Croydon Council is fitting microchips to wheely bins for a scheme which will affect 100,000 households from April, 2005.
Refuse removal vehicles will also be fitted with gadgets to read the microchips, and the council will keep records of when bins are emptied and the weight of their contents.
The theory behind the system is that if a bin weighs significantly more than the average, then it must contain items which should have gone into a recycling scheme with the implication that the Refuse Police will turn up the morning after the refuse collection round to impose a stiff fine.
Other London councils will be 'observing the scheme' (watching to see if it all goes horribly wrong) and Bexley Council plans to microchip its wheely bins but not do anything further for the moment.

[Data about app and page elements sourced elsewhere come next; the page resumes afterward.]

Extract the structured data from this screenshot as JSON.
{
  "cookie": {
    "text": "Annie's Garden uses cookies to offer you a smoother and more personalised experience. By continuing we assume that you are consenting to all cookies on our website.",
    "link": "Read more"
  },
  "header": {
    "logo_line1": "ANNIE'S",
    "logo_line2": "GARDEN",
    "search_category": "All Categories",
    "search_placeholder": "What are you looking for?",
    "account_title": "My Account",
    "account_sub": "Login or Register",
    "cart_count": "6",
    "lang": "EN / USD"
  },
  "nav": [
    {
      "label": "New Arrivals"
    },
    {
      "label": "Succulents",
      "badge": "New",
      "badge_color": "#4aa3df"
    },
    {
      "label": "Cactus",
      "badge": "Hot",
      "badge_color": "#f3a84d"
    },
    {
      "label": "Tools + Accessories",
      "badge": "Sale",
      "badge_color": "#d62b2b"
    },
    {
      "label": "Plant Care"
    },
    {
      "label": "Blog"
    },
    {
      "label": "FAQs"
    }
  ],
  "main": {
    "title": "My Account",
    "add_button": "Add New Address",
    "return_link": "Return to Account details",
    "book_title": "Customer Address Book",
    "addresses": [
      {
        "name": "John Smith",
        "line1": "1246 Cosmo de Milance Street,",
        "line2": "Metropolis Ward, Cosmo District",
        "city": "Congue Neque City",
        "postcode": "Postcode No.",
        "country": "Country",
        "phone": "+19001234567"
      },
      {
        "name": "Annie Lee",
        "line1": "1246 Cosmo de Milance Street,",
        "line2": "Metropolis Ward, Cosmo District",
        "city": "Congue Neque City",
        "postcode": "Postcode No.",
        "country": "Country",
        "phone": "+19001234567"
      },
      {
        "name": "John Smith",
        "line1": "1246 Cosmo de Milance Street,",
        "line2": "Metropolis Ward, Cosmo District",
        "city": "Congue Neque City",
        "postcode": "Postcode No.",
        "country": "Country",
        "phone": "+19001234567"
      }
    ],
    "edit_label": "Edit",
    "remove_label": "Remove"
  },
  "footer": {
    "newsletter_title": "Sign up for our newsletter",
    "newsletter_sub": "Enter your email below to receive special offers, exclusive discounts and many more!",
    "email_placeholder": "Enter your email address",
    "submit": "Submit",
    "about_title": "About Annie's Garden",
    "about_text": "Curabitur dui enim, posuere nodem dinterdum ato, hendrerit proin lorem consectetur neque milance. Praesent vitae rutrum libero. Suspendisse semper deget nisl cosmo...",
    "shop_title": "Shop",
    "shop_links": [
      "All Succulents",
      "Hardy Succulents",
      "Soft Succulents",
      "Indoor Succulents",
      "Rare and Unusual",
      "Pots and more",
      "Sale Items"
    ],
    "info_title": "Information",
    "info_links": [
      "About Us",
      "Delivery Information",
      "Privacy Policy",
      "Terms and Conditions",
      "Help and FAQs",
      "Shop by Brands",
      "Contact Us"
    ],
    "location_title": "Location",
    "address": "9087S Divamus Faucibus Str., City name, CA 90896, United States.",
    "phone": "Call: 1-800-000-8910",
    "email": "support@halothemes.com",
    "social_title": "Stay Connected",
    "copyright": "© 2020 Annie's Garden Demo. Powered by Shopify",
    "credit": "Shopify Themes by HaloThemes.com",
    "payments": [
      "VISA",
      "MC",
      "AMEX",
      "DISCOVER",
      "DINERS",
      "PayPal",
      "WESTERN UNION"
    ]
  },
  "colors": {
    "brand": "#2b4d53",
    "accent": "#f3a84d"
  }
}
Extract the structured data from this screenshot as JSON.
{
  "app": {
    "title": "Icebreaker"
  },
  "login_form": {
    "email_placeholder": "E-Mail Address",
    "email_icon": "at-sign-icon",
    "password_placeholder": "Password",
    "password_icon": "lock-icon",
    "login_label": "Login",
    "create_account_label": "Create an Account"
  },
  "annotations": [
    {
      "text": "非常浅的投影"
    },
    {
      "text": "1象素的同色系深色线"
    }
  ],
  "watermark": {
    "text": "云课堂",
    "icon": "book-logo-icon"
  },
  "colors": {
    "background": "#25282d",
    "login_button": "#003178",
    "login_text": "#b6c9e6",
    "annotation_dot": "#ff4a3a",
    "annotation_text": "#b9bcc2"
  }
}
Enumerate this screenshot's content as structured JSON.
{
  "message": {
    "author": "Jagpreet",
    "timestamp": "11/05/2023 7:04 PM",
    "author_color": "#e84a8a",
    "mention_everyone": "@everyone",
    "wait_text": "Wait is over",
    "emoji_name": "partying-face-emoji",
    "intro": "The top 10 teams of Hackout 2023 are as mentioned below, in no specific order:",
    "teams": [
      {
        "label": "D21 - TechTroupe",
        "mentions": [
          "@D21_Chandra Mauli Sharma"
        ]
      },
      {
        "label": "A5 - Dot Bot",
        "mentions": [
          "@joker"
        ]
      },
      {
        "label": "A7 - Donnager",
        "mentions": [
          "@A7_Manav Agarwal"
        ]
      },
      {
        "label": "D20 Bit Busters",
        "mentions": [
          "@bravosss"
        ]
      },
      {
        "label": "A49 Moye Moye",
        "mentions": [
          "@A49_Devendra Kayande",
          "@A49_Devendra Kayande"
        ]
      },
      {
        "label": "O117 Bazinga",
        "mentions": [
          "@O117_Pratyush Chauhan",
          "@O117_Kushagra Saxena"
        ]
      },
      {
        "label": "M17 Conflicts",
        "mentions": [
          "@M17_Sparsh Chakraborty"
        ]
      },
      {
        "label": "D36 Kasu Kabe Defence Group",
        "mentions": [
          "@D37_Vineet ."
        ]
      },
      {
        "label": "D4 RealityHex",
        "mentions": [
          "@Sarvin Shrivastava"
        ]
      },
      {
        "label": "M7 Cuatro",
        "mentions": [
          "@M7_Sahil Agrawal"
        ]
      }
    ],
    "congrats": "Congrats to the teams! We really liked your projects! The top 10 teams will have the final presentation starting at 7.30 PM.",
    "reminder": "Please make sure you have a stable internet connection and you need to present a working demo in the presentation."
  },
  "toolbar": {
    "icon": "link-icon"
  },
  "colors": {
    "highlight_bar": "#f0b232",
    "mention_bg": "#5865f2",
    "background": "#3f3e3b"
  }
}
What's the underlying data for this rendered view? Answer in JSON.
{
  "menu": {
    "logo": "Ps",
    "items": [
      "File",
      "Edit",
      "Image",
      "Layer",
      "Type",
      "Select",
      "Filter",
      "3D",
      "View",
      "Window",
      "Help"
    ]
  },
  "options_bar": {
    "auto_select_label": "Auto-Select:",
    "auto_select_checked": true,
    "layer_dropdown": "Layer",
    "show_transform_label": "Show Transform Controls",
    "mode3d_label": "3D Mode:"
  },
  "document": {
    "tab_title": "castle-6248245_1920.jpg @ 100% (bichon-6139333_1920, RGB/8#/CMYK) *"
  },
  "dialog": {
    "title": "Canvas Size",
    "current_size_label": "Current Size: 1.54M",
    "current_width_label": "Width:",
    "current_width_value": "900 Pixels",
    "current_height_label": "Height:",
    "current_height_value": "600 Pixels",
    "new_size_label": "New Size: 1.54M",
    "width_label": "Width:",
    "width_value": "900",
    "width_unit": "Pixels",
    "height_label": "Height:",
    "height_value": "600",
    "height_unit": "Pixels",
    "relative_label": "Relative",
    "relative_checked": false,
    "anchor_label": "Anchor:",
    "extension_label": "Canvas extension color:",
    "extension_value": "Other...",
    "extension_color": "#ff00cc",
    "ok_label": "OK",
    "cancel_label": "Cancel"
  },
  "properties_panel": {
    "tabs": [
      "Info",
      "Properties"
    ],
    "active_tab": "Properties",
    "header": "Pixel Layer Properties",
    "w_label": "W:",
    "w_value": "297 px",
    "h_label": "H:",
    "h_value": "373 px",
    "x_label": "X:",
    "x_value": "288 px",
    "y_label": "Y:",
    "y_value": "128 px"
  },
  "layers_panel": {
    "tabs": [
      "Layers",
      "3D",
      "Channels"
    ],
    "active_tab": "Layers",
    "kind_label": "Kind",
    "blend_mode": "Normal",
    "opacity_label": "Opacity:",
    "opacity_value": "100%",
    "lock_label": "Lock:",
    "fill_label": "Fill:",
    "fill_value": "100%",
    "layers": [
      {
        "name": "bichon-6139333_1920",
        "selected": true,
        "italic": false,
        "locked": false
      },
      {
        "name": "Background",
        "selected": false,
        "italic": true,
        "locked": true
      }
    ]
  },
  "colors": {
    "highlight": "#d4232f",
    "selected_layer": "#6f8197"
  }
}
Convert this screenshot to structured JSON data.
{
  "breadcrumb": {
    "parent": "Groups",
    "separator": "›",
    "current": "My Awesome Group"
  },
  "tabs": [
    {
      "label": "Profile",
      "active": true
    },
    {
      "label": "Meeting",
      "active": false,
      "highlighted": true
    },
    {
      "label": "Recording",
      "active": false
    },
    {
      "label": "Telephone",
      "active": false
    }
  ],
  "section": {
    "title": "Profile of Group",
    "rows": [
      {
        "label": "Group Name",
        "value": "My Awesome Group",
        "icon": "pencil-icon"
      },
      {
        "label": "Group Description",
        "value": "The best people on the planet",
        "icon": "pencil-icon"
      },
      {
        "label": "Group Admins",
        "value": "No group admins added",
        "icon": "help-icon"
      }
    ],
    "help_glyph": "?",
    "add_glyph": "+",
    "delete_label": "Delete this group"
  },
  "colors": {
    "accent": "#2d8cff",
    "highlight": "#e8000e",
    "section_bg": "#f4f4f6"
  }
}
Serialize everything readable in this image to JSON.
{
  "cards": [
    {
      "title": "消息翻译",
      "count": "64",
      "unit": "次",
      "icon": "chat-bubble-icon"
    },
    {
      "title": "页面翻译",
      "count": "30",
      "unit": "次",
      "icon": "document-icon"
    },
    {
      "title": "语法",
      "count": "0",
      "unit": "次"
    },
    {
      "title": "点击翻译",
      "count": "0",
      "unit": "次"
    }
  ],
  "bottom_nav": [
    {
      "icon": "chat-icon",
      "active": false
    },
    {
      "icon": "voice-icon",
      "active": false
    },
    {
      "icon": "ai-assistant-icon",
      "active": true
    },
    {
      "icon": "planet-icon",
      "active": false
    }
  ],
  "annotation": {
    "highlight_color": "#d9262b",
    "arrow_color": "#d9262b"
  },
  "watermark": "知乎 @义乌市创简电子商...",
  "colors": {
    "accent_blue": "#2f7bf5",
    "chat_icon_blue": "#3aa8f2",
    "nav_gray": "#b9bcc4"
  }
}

Croydon Council says its new system will ensure that bins are not missed out of collections and the council will be able to help people to 'manage their refuse'. Critics warn that burglars will hack into the council's records, find out which addresses are producing less waste than usual, assume the household is on holiday and do the place over.